§ WHAT NEEDS TO BE DONE
Each line below needs to be printed again exactly.

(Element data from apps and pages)
···

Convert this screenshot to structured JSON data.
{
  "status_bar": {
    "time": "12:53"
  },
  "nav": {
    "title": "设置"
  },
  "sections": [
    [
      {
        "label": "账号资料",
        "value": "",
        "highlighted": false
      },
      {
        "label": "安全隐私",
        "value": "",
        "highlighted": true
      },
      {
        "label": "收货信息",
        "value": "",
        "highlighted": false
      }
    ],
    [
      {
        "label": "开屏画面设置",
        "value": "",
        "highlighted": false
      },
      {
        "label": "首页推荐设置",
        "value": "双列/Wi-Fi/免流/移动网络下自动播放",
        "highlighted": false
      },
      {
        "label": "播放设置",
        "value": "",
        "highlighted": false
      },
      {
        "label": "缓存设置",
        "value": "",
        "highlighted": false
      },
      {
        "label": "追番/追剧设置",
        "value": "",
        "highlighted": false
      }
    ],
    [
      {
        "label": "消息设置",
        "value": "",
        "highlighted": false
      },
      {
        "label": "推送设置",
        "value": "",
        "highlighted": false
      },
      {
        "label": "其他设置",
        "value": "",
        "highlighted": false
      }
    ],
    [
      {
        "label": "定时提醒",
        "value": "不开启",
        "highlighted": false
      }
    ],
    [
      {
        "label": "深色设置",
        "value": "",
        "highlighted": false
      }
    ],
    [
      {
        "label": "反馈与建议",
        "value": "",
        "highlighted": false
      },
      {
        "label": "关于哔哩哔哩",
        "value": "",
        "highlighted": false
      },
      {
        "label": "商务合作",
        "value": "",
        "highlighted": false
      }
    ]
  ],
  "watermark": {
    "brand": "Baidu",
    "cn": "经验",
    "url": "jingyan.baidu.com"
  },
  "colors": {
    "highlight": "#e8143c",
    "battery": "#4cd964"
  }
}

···

§ EXERCISE SOLUTION
Convert this screenshot to structured JSON data.
{
  "status_bar": {
    "time": "12:53"
  },
  "nav": {
    "title": "设置"
  },
  "sections": [
    [
      {
        "label": "账号资料",
        "value": "",
        "highlighted": false
      },
      {
        "label": "安全隐私",
        "value": "",
        "highlighted": true
      },
      {
        "label": "收货信息",
        "value": "",
        "highlighted": false
      }
    ],
    [
      {
        "label": "开屏画面设置",
        "value": "",
        "highlighted": false
      },
      {
        "label": "首页推荐设置",
        "value": "双列/Wi-Fi/免流/移动网络下自动播放",
        "highlighted": false
      },
      {
        "label": "播放设置",
        "value": "",
        "highlighted": false
      },
      {
        "label": "缓存设置",
        "value": "",
        "highlighted": false
      },
      {
        "label": "追番/追剧设置",
        "value": "",
        "highlighted": false
      }
    ],
    [
      {
        "label": "消息设置",
        "value": "",
        "highlighted": false
      },
      {
        "label": "推送设置",
        "value": "",
        "highlighted": false
      },
      {
        "label": "其他设置",
        "value": "",
        "highlighted": false
      }
    ],
    [
      {
        "label": "定时提醒",
        "value": "不开启",
        "highlighted": false
      }
    ],
    [
      {
        "label": "深色设置",
        "value": "",
        "highlighted": false
      }
    ],
    [
      {
        "label": "反馈与建议",
        "value": "",
        "highlighted": false
      },
      {
        "label": "关于哔哩哔哩",
        "value": "",
        "highlighted": false
      },
      {
        "label": "商务合作",
        "value": "",
        "highlighted": false
      }
    ]
  ],
  "watermark": {
    "brand": "Baidu",
    "cn": "经验",
    "url": "jingyan.baidu.com"
  },
  "colors": {
    "highlight": "#e8143c",
    "battery": "#4cd964"
  }
}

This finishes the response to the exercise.